--- WHAT IS BEING ASKED ---
What is the number of lines in the data below that contain "screenshot"? Reply with the number only.

--- START ---

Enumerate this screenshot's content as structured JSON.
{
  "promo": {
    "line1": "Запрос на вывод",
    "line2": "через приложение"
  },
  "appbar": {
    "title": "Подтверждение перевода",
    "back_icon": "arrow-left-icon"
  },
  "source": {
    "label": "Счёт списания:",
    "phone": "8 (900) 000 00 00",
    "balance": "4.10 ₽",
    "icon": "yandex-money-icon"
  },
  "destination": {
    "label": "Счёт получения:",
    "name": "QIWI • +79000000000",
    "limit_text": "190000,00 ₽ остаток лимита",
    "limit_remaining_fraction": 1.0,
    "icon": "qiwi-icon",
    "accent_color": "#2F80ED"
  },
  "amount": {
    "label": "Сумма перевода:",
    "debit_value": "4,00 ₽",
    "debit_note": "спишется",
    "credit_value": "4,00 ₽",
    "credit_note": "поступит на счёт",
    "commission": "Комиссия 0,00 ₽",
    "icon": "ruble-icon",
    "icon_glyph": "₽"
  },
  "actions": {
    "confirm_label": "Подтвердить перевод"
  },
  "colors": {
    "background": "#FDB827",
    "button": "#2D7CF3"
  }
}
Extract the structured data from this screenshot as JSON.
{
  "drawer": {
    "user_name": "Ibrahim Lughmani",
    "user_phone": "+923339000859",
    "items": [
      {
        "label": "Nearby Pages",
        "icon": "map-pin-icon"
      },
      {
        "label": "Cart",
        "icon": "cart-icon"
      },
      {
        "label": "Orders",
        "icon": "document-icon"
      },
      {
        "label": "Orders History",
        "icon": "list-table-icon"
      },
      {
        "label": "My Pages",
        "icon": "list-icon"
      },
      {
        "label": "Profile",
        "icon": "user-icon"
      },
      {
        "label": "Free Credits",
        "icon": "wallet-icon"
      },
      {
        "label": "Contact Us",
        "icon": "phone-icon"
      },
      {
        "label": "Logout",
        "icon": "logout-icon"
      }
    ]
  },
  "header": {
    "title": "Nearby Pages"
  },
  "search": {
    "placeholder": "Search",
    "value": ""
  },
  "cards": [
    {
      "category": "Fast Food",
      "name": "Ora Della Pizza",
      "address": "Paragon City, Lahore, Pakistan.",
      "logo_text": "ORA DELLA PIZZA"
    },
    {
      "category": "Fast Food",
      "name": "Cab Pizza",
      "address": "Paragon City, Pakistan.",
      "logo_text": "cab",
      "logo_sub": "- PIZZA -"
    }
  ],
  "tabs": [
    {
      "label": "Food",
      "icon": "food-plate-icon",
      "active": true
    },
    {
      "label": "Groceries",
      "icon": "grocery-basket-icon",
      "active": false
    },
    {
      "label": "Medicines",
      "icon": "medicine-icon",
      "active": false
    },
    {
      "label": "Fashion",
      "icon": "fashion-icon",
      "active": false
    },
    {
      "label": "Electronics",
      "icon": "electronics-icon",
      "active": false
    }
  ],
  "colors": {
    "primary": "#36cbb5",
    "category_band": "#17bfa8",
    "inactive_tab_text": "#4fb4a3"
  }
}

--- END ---

--- THE COMPLETED TASK ---
2